MATERIAL PROVIDED START

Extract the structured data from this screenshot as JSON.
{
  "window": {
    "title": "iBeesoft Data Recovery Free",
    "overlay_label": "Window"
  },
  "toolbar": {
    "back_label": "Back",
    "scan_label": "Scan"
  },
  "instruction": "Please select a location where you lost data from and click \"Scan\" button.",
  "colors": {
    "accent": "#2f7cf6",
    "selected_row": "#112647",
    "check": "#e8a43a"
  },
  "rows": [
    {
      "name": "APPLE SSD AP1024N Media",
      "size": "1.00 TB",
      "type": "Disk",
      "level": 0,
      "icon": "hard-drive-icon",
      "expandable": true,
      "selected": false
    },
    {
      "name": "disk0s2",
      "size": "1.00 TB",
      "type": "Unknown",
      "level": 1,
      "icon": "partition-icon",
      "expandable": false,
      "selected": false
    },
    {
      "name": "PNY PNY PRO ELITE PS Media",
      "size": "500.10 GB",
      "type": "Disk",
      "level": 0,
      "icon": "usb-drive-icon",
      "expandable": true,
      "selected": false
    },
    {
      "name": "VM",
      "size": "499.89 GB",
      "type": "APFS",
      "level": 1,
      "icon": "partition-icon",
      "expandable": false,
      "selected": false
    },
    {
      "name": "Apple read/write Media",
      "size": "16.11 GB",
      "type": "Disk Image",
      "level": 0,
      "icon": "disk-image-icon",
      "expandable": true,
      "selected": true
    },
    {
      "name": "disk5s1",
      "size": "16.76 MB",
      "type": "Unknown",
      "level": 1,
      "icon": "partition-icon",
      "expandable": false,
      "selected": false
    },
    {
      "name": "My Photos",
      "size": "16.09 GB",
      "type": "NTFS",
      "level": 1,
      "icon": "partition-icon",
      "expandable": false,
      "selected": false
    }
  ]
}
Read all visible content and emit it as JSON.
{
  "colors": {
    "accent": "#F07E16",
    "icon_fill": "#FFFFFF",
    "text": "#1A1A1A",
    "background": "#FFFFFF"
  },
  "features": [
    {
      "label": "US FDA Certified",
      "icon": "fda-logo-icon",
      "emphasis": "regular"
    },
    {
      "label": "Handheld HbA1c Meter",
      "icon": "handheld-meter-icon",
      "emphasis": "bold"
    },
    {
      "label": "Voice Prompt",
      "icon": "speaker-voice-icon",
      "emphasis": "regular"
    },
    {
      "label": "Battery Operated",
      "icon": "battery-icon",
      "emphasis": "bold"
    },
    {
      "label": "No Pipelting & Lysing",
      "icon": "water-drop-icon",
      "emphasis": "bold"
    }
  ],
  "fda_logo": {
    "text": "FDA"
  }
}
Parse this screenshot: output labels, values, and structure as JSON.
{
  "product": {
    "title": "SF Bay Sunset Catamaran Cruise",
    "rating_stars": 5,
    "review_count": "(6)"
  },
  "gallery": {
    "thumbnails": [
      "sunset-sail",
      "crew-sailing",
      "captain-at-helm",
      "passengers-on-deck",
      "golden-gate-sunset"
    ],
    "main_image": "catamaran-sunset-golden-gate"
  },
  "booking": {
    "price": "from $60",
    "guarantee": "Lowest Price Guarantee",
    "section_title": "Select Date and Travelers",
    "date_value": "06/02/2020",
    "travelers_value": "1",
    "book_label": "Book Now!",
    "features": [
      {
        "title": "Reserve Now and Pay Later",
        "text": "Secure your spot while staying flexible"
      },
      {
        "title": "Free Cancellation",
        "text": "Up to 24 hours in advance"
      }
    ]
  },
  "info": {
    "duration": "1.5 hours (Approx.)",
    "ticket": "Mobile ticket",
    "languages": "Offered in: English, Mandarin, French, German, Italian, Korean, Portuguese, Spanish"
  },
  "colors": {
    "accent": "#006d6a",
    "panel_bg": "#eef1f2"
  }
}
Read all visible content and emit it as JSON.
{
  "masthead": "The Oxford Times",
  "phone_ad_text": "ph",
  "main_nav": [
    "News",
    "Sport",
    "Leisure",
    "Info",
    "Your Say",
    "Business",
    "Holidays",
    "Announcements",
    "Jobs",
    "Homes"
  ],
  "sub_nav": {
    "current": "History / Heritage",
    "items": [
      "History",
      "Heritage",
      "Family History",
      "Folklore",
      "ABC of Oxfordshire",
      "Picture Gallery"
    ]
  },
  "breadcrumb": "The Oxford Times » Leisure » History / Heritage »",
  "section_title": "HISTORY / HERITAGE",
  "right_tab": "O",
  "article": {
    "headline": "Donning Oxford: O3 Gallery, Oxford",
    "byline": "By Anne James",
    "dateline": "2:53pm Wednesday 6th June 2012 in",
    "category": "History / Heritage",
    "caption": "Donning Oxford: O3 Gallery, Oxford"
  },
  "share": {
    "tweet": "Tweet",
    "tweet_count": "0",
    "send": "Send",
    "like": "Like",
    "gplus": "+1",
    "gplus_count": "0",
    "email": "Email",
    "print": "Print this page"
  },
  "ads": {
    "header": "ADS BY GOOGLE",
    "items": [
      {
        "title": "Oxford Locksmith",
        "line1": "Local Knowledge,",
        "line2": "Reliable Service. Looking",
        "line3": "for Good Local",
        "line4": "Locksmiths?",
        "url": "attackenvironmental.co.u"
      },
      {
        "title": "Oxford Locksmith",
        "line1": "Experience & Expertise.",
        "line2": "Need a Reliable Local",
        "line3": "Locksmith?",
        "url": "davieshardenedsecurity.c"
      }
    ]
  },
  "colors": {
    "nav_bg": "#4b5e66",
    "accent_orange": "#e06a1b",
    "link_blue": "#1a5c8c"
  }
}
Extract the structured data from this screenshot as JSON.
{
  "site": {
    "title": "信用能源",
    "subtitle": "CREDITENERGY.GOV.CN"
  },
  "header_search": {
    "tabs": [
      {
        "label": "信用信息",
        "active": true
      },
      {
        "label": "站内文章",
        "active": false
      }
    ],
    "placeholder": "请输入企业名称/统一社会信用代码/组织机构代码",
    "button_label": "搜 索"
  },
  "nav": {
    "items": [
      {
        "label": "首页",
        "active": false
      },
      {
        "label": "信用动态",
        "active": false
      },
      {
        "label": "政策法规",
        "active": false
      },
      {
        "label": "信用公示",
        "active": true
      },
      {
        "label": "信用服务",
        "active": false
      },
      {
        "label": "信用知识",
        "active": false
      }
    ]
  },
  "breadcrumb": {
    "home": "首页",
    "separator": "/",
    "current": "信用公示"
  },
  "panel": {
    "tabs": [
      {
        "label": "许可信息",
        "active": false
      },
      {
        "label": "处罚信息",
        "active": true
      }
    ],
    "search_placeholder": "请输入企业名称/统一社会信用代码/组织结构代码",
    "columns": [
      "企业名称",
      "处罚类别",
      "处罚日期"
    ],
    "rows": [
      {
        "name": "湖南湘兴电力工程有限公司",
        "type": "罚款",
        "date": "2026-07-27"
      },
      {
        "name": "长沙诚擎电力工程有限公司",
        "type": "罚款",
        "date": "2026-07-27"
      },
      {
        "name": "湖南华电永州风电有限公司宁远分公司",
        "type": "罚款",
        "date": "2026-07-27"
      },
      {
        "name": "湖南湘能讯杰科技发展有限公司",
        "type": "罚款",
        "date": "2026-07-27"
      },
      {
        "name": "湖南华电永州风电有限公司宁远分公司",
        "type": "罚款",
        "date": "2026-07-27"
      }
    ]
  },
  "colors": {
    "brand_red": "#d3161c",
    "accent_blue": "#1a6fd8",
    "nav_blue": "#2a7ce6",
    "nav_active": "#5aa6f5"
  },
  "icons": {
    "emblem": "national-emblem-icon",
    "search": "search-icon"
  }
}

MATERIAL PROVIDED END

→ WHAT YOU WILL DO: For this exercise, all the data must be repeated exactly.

→ REPLY:
Extract the structured data from this screenshot as JSON.
{
  "window": {
    "title": "iBeesoft Data Recovery Free",
    "overlay_label": "Window"
  },
  "toolbar": {
    "back_label": "Back",
    "scan_label": "Scan"
  },
  "instruction": "Please select a location where you lost data from and click \"Scan\" button.",
  "colors": {
    "accent": "#2f7cf6",
    "selected_row": "#112647",
    "check": "#e8a43a"
  },
  "rows": [
    {
      "name": "APPLE SSD AP1024N Media",
      "size": "1.00 TB",
      "type": "Disk",
      "level": 0,
      "icon": "hard-drive-icon",
      "expandable": true,
      "selected": false
    },
    {
      "name": "disk0s2",
      "size": "1.00 TB",
      "type": "Unknown",
      "level": 1,
      "icon": "partition-icon",
      "expandable": false,
      "selected": false
    },
    {
      "name": "PNY PNY PRO ELITE PS Media",
      "size": "500.10 GB",
      "type": "Disk",
      "level": 0,
      "icon": "usb-drive-icon",
      "expandable": true,
      "selected": false
    },
    {
      "name": "VM",
      "size": "499.89 GB",
      "type": "APFS",
      "level": 1,
      "icon": "partition-icon",
      "expandable": false,
      "selected": false
    },
    {
      "name": "Apple read/write Media",
      "size": "16.11 GB",
      "type": "Disk Image",
      "level": 0,
      "icon": "disk-image-icon",
      "expandable": true,
      "selected": true
    },
    {
      "name": "disk5s1",
      "size": "16.76 MB",
      "type": "Unknown",
      "level": 1,
      "icon": "partition-icon",
      "expandable": false,
      "selected": false
    },
    {
      "name": "My Photos",
      "size": "16.09 GB",
      "type": "NTFS",
      "level": 1,
      "icon": "partition-icon",
      "expandable": false,
      "selected": false
    }
  ]
}
Read all visible content and emit it as JSON.
{
  "colors": {
    "accent": "#F07E16",
    "icon_fill": "#FFFFFF",
    "text": "#1A1A1A",
    "background": "#FFFFFF"
  },
  "features": [
    {
      "label": "US FDA Certified",
      "icon": "fda-logo-icon",
      "emphasis": "regular"
    },
    {
      "label": "Handheld HbA1c Meter",
      "icon": "handheld-meter-icon",
      "emphasis": "bold"
    },
    {
      "label": "Voice Prompt",
      "icon": "speaker-voice-icon",
      "emphasis": "regular"
    },
    {
      "label": "Battery Operated",
      "icon": "battery-icon",
      "emphasis": "bold"
    },
    {
      "label": "No Pipelting & Lysing",
      "icon": "water-drop-icon",
      "emphasis": "bold"
    }
  ],
  "fda_logo": {
    "text": "FDA"
  }
}
Parse this screenshot: output labels, values, and structure as JSON.
{
  "product": {
    "title": "SF Bay Sunset Catamaran Cruise",
    "rating_stars": 5,
    "review_count": "(6)"
  },
  "gallery": {
    "thumbnails": [
      "sunset-sail",
      "crew-sailing",
      "captain-at-helm",
      "passengers-on-deck",
      "golden-gate-sunset"
    ],
    "main_image": "catamaran-sunset-golden-gate"
  },
  "booking": {
    "price": "from $60",
    "guarantee": "Lowest Price Guarantee",
    "section_title": "Select Date and Travelers",
    "date_value": "06/02/2020",
    "travelers_value": "1",
    "book_label": "Book Now!",
    "features": [
      {
        "title": "Reserve Now and Pay Later",
        "text": "Secure your spot while staying flexible"
      },
      {
        "title": "Free Cancellation",
        "text": "Up to 24 hours in advance"
      }
    ]
  },
  "info": {
    "duration": "1.5 hours (Approx.)",
    "ticket": "Mobile ticket",
    "languages": "Offered in: English, Mandarin, French, German, Italian, Korean, Portuguese, Spanish"
  },
  "colors": {
    "accent": "#006d6a",
    "panel_bg": "#eef1f2"
  }
}
Read all visible content and emit it as JSON.
{
  "masthead": "The Oxford Times",
  "phone_ad_text": "ph",
  "main_nav": [
    "News",
    "Sport",
    "Leisure",
    "Info",
    "Your Say",
    "Business",
    "Holidays",
    "Announcements",
    "Jobs",
    "Homes"
  ],
  "sub_nav": {
    "current": "History / Heritage",
    "items": [
      "History",
      "Heritage",
      "Family History",
      "Folklore",
      "ABC of Oxfordshire",
      "Picture Gallery"
    ]
  },
  "breadcrumb": "The Oxford Times » Leisure » History / Heritage »",
  "section_title": "HISTORY / HERITAGE",
  "right_tab": "O",
  "article": {
    "headline": "Donning Oxford: O3 Gallery, Oxford",
    "byline": "By Anne James",
    "dateline": "2:53pm Wednesday 6th June 2012 in",
    "category": "History / Heritage",
    "caption": "Donning Oxford: O3 Gallery, Oxford"
  },
  "share": {
    "tweet": "Tweet",
    "tweet_count": "0",
    "send": "Send",
    "like": "Like",
    "gplus": "+1",
    "gplus_count": "0",
    "email": "Email",
    "print": "Print this page"
  },
  "ads": {
    "header": "ADS BY GOOGLE",
    "items": [
      {
        "title": "Oxford Locksmith",
        "line1": "Local Knowledge,",
        "line2": "Reliable Service. Looking",
        "line3": "for Good Local",
        "line4": "Locksmiths?",
        "url": "attackenvironmental.co.u"
      },
      {
        "title": "Oxford Locksmith",
        "line1": "Experience & Expertise.",
        "line2": "Need a Reliable Local",
        "line3": "Locksmith?",
        "url": "davieshardenedsecurity.c"
      }
    ]
  },
  "colors": {
    "nav_bg": "#4b5e66",
    "accent_orange": "#e06a1b",
    "link_blue": "#1a5c8c"
  }
}
Extract the structured data from this screenshot as JSON.
{
  "site": {
    "title": "信用能源",
    "subtitle": "CREDITENERGY.GOV.CN"
  },
  "header_search": {
    "tabs": [
      {
        "label": "信用信息",
        "active": true
      },
      {
        "label": "站内文章",
        "active": false
      }
    ],
    "placeholder": "请输入企业名称/统一社会信用代码/组织机构代码",
    "button_label": "搜 索"
  },
  "nav": {
    "items": [
      {
        "label": "首页",
        "active": false
      },
      {
        "label": "信用动态",
        "active": false
      },
      {
        "label": "政策法规",
        "active": false
      },
      {
        "label": "信用公示",
        "active": true
      },
      {
        "label": "信用服务",
        "active": false
      },
      {
        "label": "信用知识",
        "active": false
      }
    ]
  },
  "breadcrumb": {
    "home": "首页",
    "separator": "/",
    "current": "信用公示"
  },
  "panel": {
    "tabs": [
      {
        "label": "许可信息",
        "active": false
      },
      {
        "label": "处罚信息",
        "active": true
      }
    ],
    "search_placeholder": "请输入企业名称/统一社会信用代码/组织结构代码",
    "columns": [
      "企业名称",
      "处罚类别",
      "处罚日期"
    ],
    "rows": [
      {
        "name": "湖南湘兴电力工程有限公司",
        "type": "罚款",
        "date": "2026-07-27"
      },
      {
        "name": "长沙诚擎电力工程有限公司",
        "type": "罚款",
        "date": "2026-07-27"
      },
      {
        "name": "湖南华电永州风电有限公司宁远分公司",
        "type": "罚款",
        "date": "2026-07-27"
      },
      {
        "name": "湖南湘能讯杰科技发展有限公司",
        "type": "罚款",
        "date": "2026-07-27"
      },
      {
        "name": "湖南华电永州风电有限公司宁远分公司",
        "type": "罚款",
        "date": "2026-07-27"
      }
    ]
  },
  "colors": {
    "brand_red": "#d3161c",
    "accent_blue": "#1a6fd8",
    "nav_blue": "#2a7ce6",
    "nav_active": "#5aa6f5"
  },
  "icons": {
    "emblem": "national-emblem-icon",
    "search": "search-icon"
  }
}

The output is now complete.